Orhan Pamuk's (who recently won the Nobel prize for literature) "Snow" is the tale of Ka (the protagonist) who has spent several years in Frankfurt, in the season of Kar (aka Snow) goes to the city of Kars (in north-eastern Turkey bordering Russia) to report on the several suicides committed by the "head-scarf girls" and to meet his old lover Ipek in the hope of reviving the old romantic flame.

Snow is not an easy book to read or like. Contrary to its name, it is heavy, not because it is overly philosophical but because it is too less so. It is fluffy and yet leaden: which might also describe some of what Ka sees in Kars. A society torn between fanatical secularism proposed by the State and Islamic radicalism proposed by cultural roots. This is essentially what Mr. Pamuk has been trying to explore all his life. He is the classic immigrant who can see the provincialism of his original homeland and sneer at it but cannot help but reject the modernism of his new home either. It is the classic dilemma that defines immigration in general and brings about the middle-path that ends up changing societies: more to which people migrate than from where they migrate.

Unfortunately for us, Snow is pretentious and repetitive. It's overuse of 'Snow' as a metaphor for pretty much everything (love, distance, beauty, cover-up, joy, sadness, commonness, difference, you name it) is cloying and makes it impossible to plow ahead. It's overuse of the word 'Snow' not just as a metaphor but for itself every other sentence is also jarring. It starts to hurt.

Snow's style is literary with heavy influence from others before who explored the east or mid-east from Western eyes. Dostoevsky and Conrad come to mind immediately (but they do almost all the time) and one could see hints of Prince Mishkin and even glimpses of Raskonikov in Ka. However, as an outside but not necessarily a wild thought, Ka (following the the inclusive pattern of naming his prime characters: Kars - city, Kar -snow, Ka - the hero) might actually be at heart closer to Kafka's K than anyone else. His utter dislocation, albeit fueled by differing cultural views rather than just a general sense of being lost amidst the oppressing social structure, is basically an emotion personified by Joseph K (The Trial, The Castle). While K does not understand the world around him and generally doesn't make an attempt, Ka seems to make too much effort and then seems to give up to easily. He is essentially a coward once-to-often guised as a skeptic.

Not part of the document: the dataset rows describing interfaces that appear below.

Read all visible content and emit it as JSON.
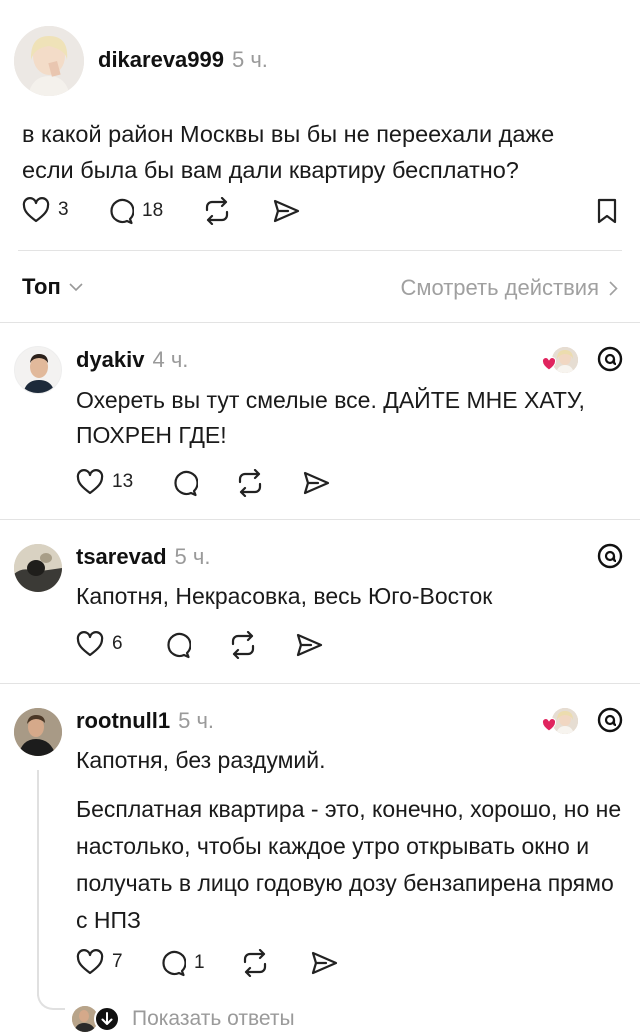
{
  "post": {
    "username": "dikareva999",
    "time": "5 ч.",
    "text": "в какой район Москвы вы бы не переехали даже если была бы вам дали квартиру бесплатно?",
    "likes": "3",
    "replies": "18"
  },
  "sort": {
    "label": "Топ",
    "activity_link": "Смотреть действия"
  },
  "comments": [
    {
      "username": "dyakiv",
      "time": "4 ч.",
      "text": "Охереть вы тут смелые все. ДАЙТЕ МНЕ ХАТУ, ПОХРЕН ГДЕ!",
      "likes": "13",
      "replies": ""
    },
    {
      "username": "tsarevad",
      "time": "5 ч.",
      "text": "Капотня, Некрасовка, весь Юго-Восток",
      "likes": "6",
      "replies": ""
    },
    {
      "username": "rootnull1",
      "time": "5 ч.",
      "text": "Капотня, без раздумий.",
      "text2": "Бесплатная квартира - это, конечно, хорошо, но не настолько, чтобы каждое утро открывать окно и получать в лицо годовую дозу бензапирена прямо с НПЗ",
      "likes": "7",
      "replies": "1"
    }
  ],
  "show_replies": "Показать ответы",
  "icons": [
    "heart-icon",
    "comment-icon",
    "repost-icon",
    "share-icon",
    "bookmark-icon",
    "chevron-down-icon",
    "chevron-right-icon",
    "threads-icon",
    "liked-by-author-icon",
    "arrow-down-icon"
  ]
}
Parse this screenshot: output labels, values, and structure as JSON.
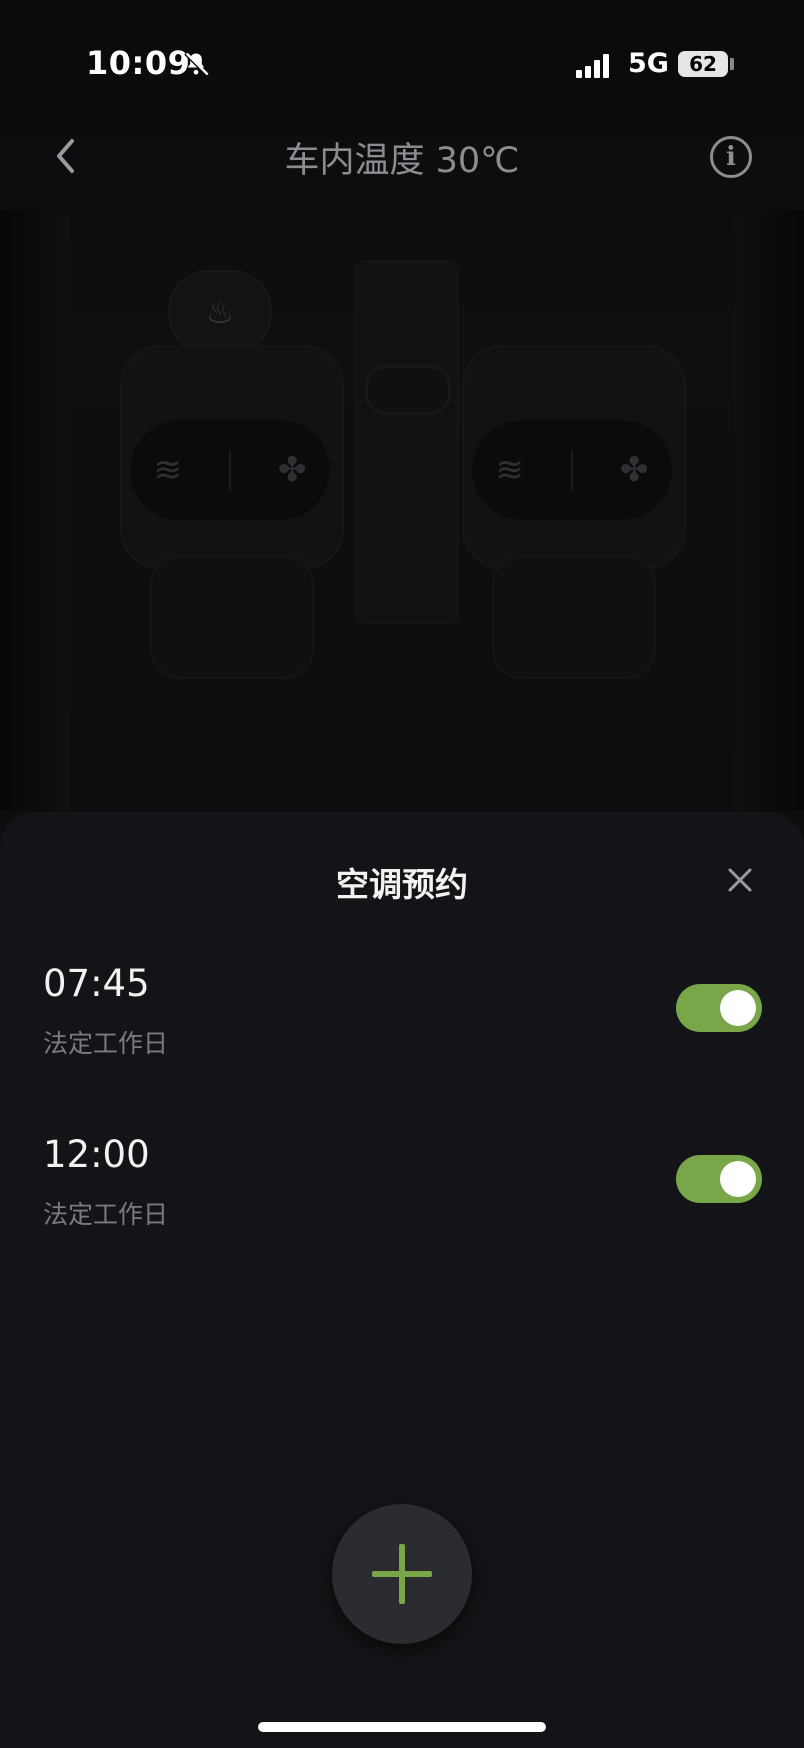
{
  "status_bar": {
    "time": "10:09",
    "network": "5G",
    "battery": "62",
    "icons": [
      "bell-slash-icon",
      "signal-icon",
      "battery-icon"
    ]
  },
  "header": {
    "title": "车内温度 30℃",
    "icons": [
      "chevron-left-icon",
      "info-icon"
    ]
  },
  "scene": {
    "seat_controls": [
      "seat-heat-icon",
      "fan-icon"
    ],
    "steering_icon": "steering-heat-icon"
  },
  "sheet": {
    "title": "空调预约",
    "schedules": [
      {
        "time": "07:45",
        "repeat": "法定工作日",
        "enabled": true
      },
      {
        "time": "12:00",
        "repeat": "法定工作日",
        "enabled": true
      }
    ]
  },
  "colors": {
    "accent": "#7aa64a",
    "background": "#0d0e10",
    "sheet": "#131417",
    "muted_text": "#7a7b80"
  }
}
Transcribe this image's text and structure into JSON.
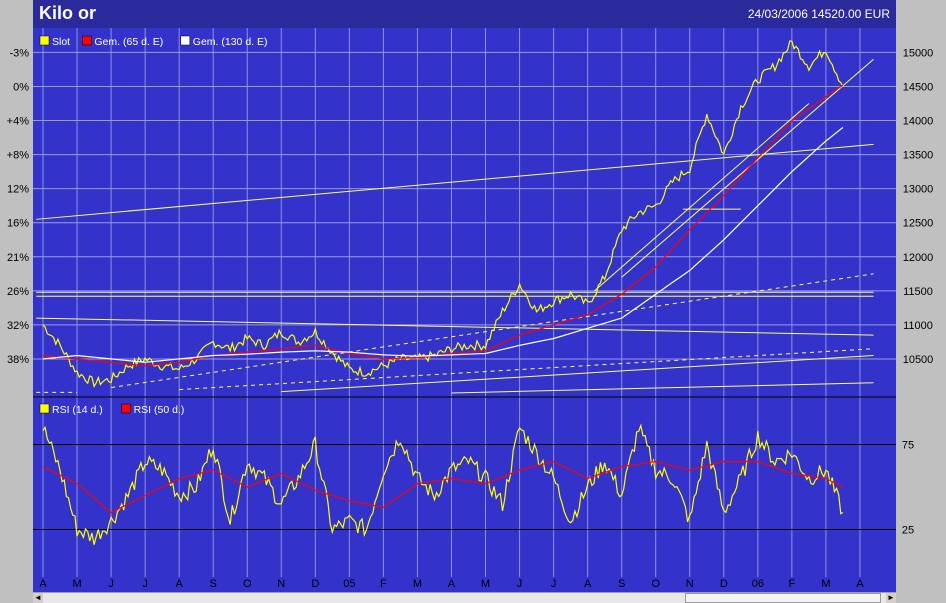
{
  "header": {
    "title": "Kilo or",
    "date": "24/03/2006",
    "price": "14520.00",
    "currency": "EUR"
  },
  "colors": {
    "plot_bg": "#3333cc",
    "frame": "#2a2a9c",
    "price_line": "#ffff00",
    "ma65": "#ff0000",
    "ma130": "#ffffff",
    "grid": "#9a9ae6"
  },
  "chart_data": [
    {
      "type": "line",
      "title": "Kilo or",
      "legend": [
        "Slot",
        "Gem. (65 d. E)",
        "Gem. (130 d. E)"
      ],
      "legend_placement": "top-left",
      "y_right_ticks": [
        15000,
        14500,
        14000,
        13500,
        13000,
        12500,
        12000,
        11500,
        11000,
        10500
      ],
      "y_left_ticks": [
        "-3%",
        "0%",
        "+4%",
        "+8%",
        "12%",
        "16%",
        "21%",
        "26%",
        "32%",
        "38%"
      ],
      "ylim": [
        10000,
        15300
      ],
      "x_labels": [
        "A",
        "M",
        "J",
        "J",
        "A",
        "S",
        "O",
        "N",
        "D",
        "05",
        "F",
        "M",
        "A",
        "M",
        "J",
        "J",
        "A",
        "S",
        "O",
        "N",
        "D",
        "06",
        "F",
        "M",
        "A"
      ],
      "grid": true,
      "series": [
        {
          "name": "Slot",
          "x": [
            0,
            0.5,
            1,
            1.5,
            2,
            2.5,
            3,
            3.5,
            4,
            4.5,
            5,
            5.5,
            6,
            6.5,
            7,
            7.5,
            8,
            8.5,
            9,
            9.5,
            10,
            10.5,
            11,
            11.5,
            12,
            12.5,
            13,
            13.5,
            14,
            14.5,
            15,
            15.5,
            16,
            16.5,
            17,
            17.5,
            18,
            18.5,
            19,
            19.5,
            20,
            20.5,
            21,
            21.5,
            22,
            22.5,
            23,
            23.5
          ],
          "values": [
            11000,
            10700,
            10300,
            10150,
            10200,
            10400,
            10500,
            10400,
            10350,
            10500,
            10750,
            10650,
            10800,
            10700,
            10900,
            10750,
            10900,
            10600,
            10350,
            10300,
            10400,
            10500,
            10500,
            10550,
            10650,
            10700,
            10700,
            11200,
            11600,
            11200,
            11350,
            11450,
            11300,
            11700,
            12400,
            12650,
            12750,
            13100,
            13300,
            14100,
            13500,
            14200,
            14600,
            14800,
            15150,
            14800,
            15050,
            14500
          ]
        },
        {
          "name": "Gem. (65 d. E)",
          "x": [
            0,
            1,
            2,
            3,
            4,
            5,
            6,
            7,
            8,
            9,
            10,
            11,
            12,
            13,
            14,
            15,
            16,
            17,
            18,
            19,
            20,
            21,
            22,
            23,
            23.5
          ],
          "values": [
            10550,
            10500,
            10450,
            10400,
            10450,
            10550,
            10600,
            10650,
            10700,
            10580,
            10500,
            10520,
            10580,
            10620,
            10850,
            11000,
            11150,
            11450,
            11850,
            12400,
            12900,
            13450,
            14000,
            14350,
            14520
          ]
        },
        {
          "name": "Gem. (130 d. E)",
          "x": [
            0,
            1,
            2,
            3,
            4,
            5,
            6,
            7,
            8,
            9,
            10,
            11,
            12,
            13,
            14,
            15,
            16,
            17,
            18,
            19,
            20,
            21,
            22,
            23,
            23.5
          ],
          "values": [
            10500,
            10550,
            10500,
            10450,
            10500,
            10550,
            10570,
            10600,
            10620,
            10600,
            10560,
            10540,
            10560,
            10580,
            10700,
            10800,
            10950,
            11100,
            11450,
            11800,
            12250,
            12750,
            13250,
            13700,
            13900
          ]
        }
      ]
    },
    {
      "type": "line",
      "legend": [
        "RSI (14 d.)",
        "RSI (50 d.)"
      ],
      "legend_placement": "top-left",
      "y_right_ticks": [
        75,
        25
      ],
      "ylim": [
        0,
        100
      ],
      "x_labels": [
        "A",
        "M",
        "J",
        "J",
        "A",
        "S",
        "O",
        "N",
        "D",
        "05",
        "F",
        "M",
        "A",
        "M",
        "J",
        "J",
        "A",
        "S",
        "O",
        "N",
        "D",
        "06",
        "F",
        "M",
        "A"
      ],
      "grid": true,
      "series": [
        {
          "name": "RSI (14 d.)",
          "x": [
            0,
            0.5,
            1,
            1.5,
            2,
            2.5,
            3,
            3.5,
            4,
            4.5,
            5,
            5.5,
            6,
            6.5,
            7,
            7.5,
            8,
            8.5,
            9,
            9.5,
            10,
            10.5,
            11,
            11.5,
            12,
            12.5,
            13,
            13.5,
            14,
            14.5,
            15,
            15.5,
            16,
            16.5,
            17,
            17.5,
            18,
            18.5,
            19,
            19.5,
            20,
            20.5,
            21,
            21.5,
            22,
            22.5,
            23,
            23.5
          ],
          "values": [
            85,
            60,
            25,
            20,
            30,
            45,
            65,
            60,
            45,
            50,
            75,
            30,
            65,
            55,
            40,
            55,
            75,
            25,
            30,
            25,
            60,
            80,
            55,
            45,
            60,
            65,
            55,
            40,
            85,
            70,
            55,
            30,
            50,
            65,
            45,
            85,
            60,
            55,
            30,
            75,
            35,
            55,
            80,
            65,
            70,
            55,
            60,
            35
          ]
        },
        {
          "name": "RSI (50 d.)",
          "x": [
            0,
            1,
            2,
            3,
            4,
            5,
            6,
            7,
            8,
            9,
            10,
            11,
            12,
            13,
            14,
            15,
            16,
            17,
            18,
            19,
            20,
            21,
            22,
            23,
            23.5
          ],
          "values": [
            62,
            52,
            35,
            45,
            55,
            60,
            50,
            58,
            48,
            42,
            38,
            52,
            55,
            52,
            60,
            65,
            55,
            62,
            65,
            60,
            65,
            65,
            58,
            55,
            50
          ]
        }
      ]
    }
  ],
  "scrollbar": {
    "left_arrow": "◄",
    "right_arrow": "►"
  }
}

Snow is full of characters, alas only some of them interesting. Ka's love Ipek is a rather boring character though the final propulsion to the novel and its fulcrum is essentially provided by her indiscretion. In contrast, Kadife, Ipek's younger sister is feisty and far more elegant. However, the real force of the novel is two contrasting philosophies presented by the all-powerful stage actor Sunay Zaim (a shadow of Atatürk's) and the equally charming but enigmatic Blue, a fundamentalist who really is the only force that keeps the pages together. Pamuk never allows them to be face to face and he uses Ka as a sort of interpreter between the two presenting and digesting their ideas without being really touched by any. While Blue is the motor of the book, it is the young Islamist Najib who provides its soul and Pamuk clearly wanting to make a statement kills him early on (this is not a spoiler -- Pamuk tells you this upfront sort of laying down the foundation of his covert pessimism.)

I struggled through the almost 500 page book. I really did. There were many times, specially about half-way through, I saw no reason to move on because I thought I knew what was going to happen. However, Pamuk has some tricks up his sleeves, he pulls the right kind of gargoyle out at the right time and kept me going.

I wasn't utterly disappointed at the end. Books to me are a mirror into another life that I could never have or know about. The fantasy of Snow is the type where the fact that it is is often more important than the fact that it isn't fantastic.